North Korea’s new leader Kim Jong-un is amazing! He is their dear and respected leader! It seems King Kim III just saved 60 flood victims from death. The N. Korean News Agency reminds us of MSNBC’s balanced coverage of President Barack Obama in the report filed below.
“Isolated incommunicado, they did not find a way out, in panic at rising water. At that time a helicopter appeared,” it said. “After receiving an urgent report, the dear respected Kim Jong-un issued an emergency sortie order to a unit of the Air Force of the Korean People’s Army.”
More importantly, when he isn’t saving flood victims or marrying comrade Ri Sol Ju; the lady who gave us that thrilling rendition of “Footsteps Of Soldiers” in the YouTube atop the post, Kim Jong-un may be trying to modernize North Korea. He has been far more visible than his father was and has at least hinted that he wants a more modern and at least somewhat more capitalistic future for North Korea. In a piece optimistically entitled Glasnost in North Korea?, John Delury reports on some of Kim’s recent hints at possible reform.
From the sudden dismissal of his top military leader, on grounds of “illness,” to a pop music show featuring American icons Mickey Mouse and Rocky Balboa, to a novel guest- worker program allowing North Koreans to earn hard currency in China, Kim Jong-un is taking a firm grip on power even as he loosens strictures and tells officials to try new things.
He recently toured a derelict Pyongyang Amusement Park* and chewed out several local officials during a highly publicized “guidance visit.” Delury describes the fireworks below:
Fixing the park, Kim said, “should be made an occasion of removing outdated ideological point of view from the heads of officials and ending their old work-style.” Kim then tapped the cabinet premier and a senior military figure to personally supervise the renovations. The park is now a demonstration project for Kim’s demand that officials be “creative and enterprising.”

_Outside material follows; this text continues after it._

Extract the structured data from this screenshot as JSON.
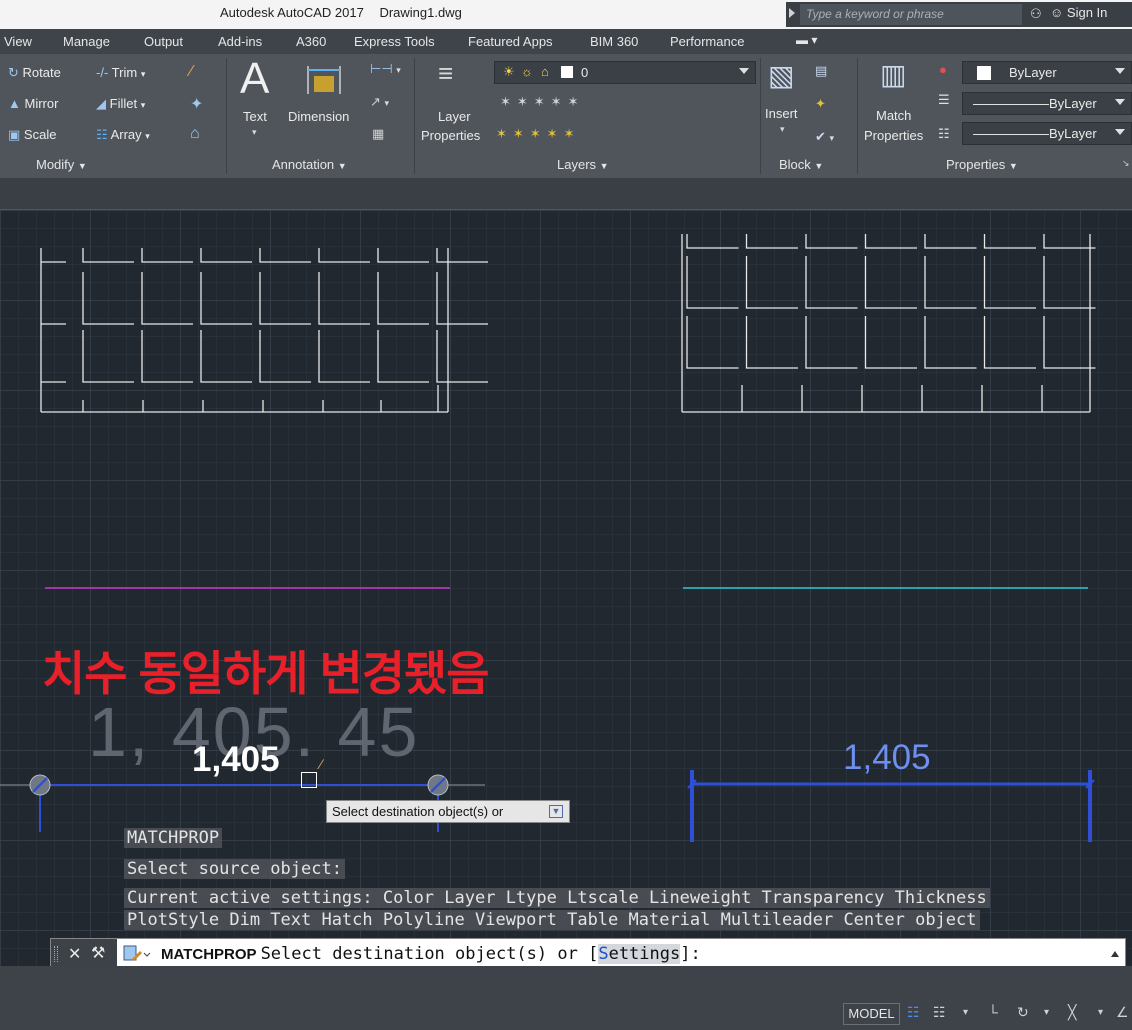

Of course China still holds N. Korea on a leash. But, King Kim openly admitted one of his rocket tests failed and even claimed to be concerned that too many people in his isolated nation go hungry. He excoriates some bureaus of his government for selling his nation’s resources off to the Chinese in return for kickbacks. He went so far as mentioning the need to cut back on military spending to redirect assets to “The People’s Economy.”
These are baby steps, but they are legitimate. This willingness to actually tell the unpleasant truths about how things are in N. Korea may well explain his recent troubles with hardliner members of The North Korean Army. The recent firing of General Ri Yong-ho may have been over an issue similar to Julius Ceasar’s crossing of The Rubicon River.**
North Korea’s Army chief Ri Yong-ho may have been ousted for defying orders and moving troops near Pyongyang during a military exercise, South Korean intelligence sources told a major South Korean news agency. The troop move drew the ire of Ri’s main rivals Jang Song-taek, the uncle and guardian of leader Kim Jong-un, and Vice Marshal Choe Ryong-hae, Chosun.com reported.
Whether this is an actual attempt to climb down remains to be seen. North Korea still supplies the Yakuza with narcotics and makes some of the most undetectable counterfeit dollars and Euros in circulation. North Korea could certainly open its markets while still threatening the South Koreans and remaining “The Soprano State” in the near term.
Yet opening to the world could also incapacitate much of the threat posed by North Korea. They could depend upon others enough to not want to see the rest of the world burn. Their people could demand more of what the rest of the world has to offer. The Kim Monarchy, like The Russian Politburo under Gorbachev, could discover that opening only partially to the rest of the world cannot be done in a controlled manner. Then Kim Jung-un could go down in history as a praiseworthy man for authoring his own demise.
*- We now have an oxymoron to rival liberal tolerance, mandatory fun and Democratic Party.
** – Unlike Pompey and the Optimates, King Kim apparently doesn’t play that.
Florida Senate hopeful David Jolly is using a favorite media subject, political fundraising, to attack other Republicans and to make himself more competitive and he gets a free campaign ad courtesy of 60 Minutes